WASHINGTON — President Bush and congressional leaders pledged Tuesday to investigate the government's response to Hurricane Katrina, but disagreement erupted between Republicans and Democrats over the speed and scope of the inquiry and the need for changes in the Federal Emergency Management Agency.
The White House, meanwhile, was preparing a request for another round of emergency funds of as much as $40 billion. The expanding cost of the recovery and the tone of the debate virtually guaranteed that Katrina would swamp Washington's political landscape long after its floodwaters recede in New Orleans.
The administration has been forced to set aside other priorities while it tends to a natural disaster of immense proportions and defends itself against accusations that a flawed response made matters even worse.
On Capitol Hill, the Republican leader of a Senate committee said she was launching an investigation into the federal response.
Democratic leaders said the administration was not moving quickly enough to determine what went wrong last week and to undertake reforms to make sure any mistakes were not repeated.
Several called for an inquiry by an independent commission; one demanded the resignation of FEMA director Michael D. Brown.
The White House acknowledged that the initial government response to the unfolding tragedy was inadequate, and Bush promised to personally conduct an investigation into the actions of federal, state and local authorities last week.
"What I intend to do is ... to lead an investigation to find out what went right and what went wrong," Bush told reporters at the end of a morning Cabinet meeting.
But the president gave no specifics as to how that investigation would be conducted.
And he said a more immediate priority was responding to the needs of the tens of thousands of residents of New Orleans and other parts of Louisiana and Mississippi who were displaced by the hurricane and the damage it wrought.
Bush said he was sending Vice President Dick Cheney to the region Thursday to assess the effectiveness of post-hurricane recovery efforts.
He said Cheney would work with Homeland Security Secretary Michael Chertoff to remove any "bureaucratic obstacles" that might be slowing progress. The White House worked into the evening on a request for about $40 billion to fund hurricane relief efforts.
The emergency funding would be on top of a $10.5-billion package approved hastily Friday by Congress.
Last week's appropriation "was only a down payment," said Scott Milburn, a spokesman for the Office of Management and Budget. "We're writing the second installment now."
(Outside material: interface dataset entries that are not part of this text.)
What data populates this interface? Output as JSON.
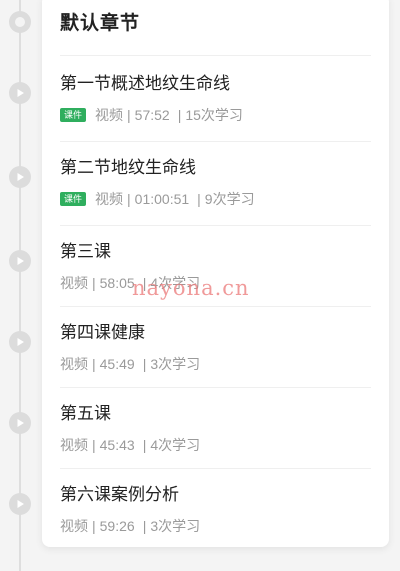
{
  "chapter": {
    "title": "默认章节"
  },
  "lessons": [
    {
      "title": "第一节概述地纹生命线",
      "badge": "课件",
      "type": "视频",
      "duration": "57:52",
      "learners": "15次学习"
    },
    {
      "title": "第二节地纹生命线",
      "badge": "课件",
      "type": "视频",
      "duration": "01:00:51",
      "learners": "9次学习"
    },
    {
      "title": "第三课",
      "badge": "",
      "type": "视频",
      "duration": "58:05",
      "learners": "4次学习"
    },
    {
      "title": "第四课健康",
      "badge": "",
      "type": "视频",
      "duration": "45:49",
      "learners": "3次学习"
    },
    {
      "title": "第五课",
      "badge": "",
      "type": "视频",
      "duration": "45:43",
      "learners": "4次学习"
    },
    {
      "title": "第六课案例分析",
      "badge": "",
      "type": "视频",
      "duration": "59:26",
      "learners": "3次学习"
    }
  ],
  "separator": "|",
  "watermark": "nayona.cn",
  "colors": {
    "badge": "#2fae5e",
    "meta_text": "#9a9a9a",
    "title_text": "#222222",
    "timeline": "#dcdcdc"
  },
  "icons": {
    "timeline_node": "play-circle-icon"
  }
}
White House officials said the request would be sent to Congress as early as today.
House Majority Leader Tom DeLay (R-Texas) said Congress could complete work on the aid bill by the end of the week.
Senate Minority Leader Harry Reid (D-Nev.) predicted a much greater infusion of cash would be needed for emergency efforts in the affected areas.
He said the recovery effort was costing more than the Iraq war on a daily basis, and that "an initial investment of $150 billion will be needed."
Republican leaders said they wanted to investigate what went wrong with the initial relief effort. But there was no agreement on the nature of the investigation, how quickly it should begin or who should conduct it.
Some Democrats called for an independent group modeled after the Sept. 11 commission appointed by Bush in the wake of the 2001 terrorist attacks on the World Trade Center and the Pentagon.
But DeLay said he did not believe such a commission was necessary. Instead, he called for a joint investigation by both chambers into what he said were the failures of federal, state and local authorities.
Sen. Trent Lott (R-Miss.), who lost his family home to the hurricane, pleaded with colleagues to focus on the daunting task of cleanup and reconstruction before trying to place blame.
"Please don't have a hearing tying up people who need to make decisions," Lott said.
What was needed in the ravaged Gulf Coast area, he said, was manpower. "Anybody in America who can get a chain saw and come to work -- we need that."
Lott issued his plea after Sen. Susan Collins (R-Maine), chairwoman of the Senate Homeland Security and Governmental Affairs Committee, said the government had failed in its fundamental responsibility to protect citizens.
"In its initial response to the catastrophe of Hurricane Katrina, particularly in Louisiana, governments at all levels failed in this obligation," Collins said in announcing that her committee would investigate what went wrong.
There were disagreements that cut across parties over whether Congress had made a mistake when it folded FEMA into the much larger Department of Homeland Security.
Some said FEMA's response to the hurricane was evidence the agency had been harmed by becoming part of a bigger bureaucracy that is focused largely on preventing and responding to terrorist attacks, not natural disasters.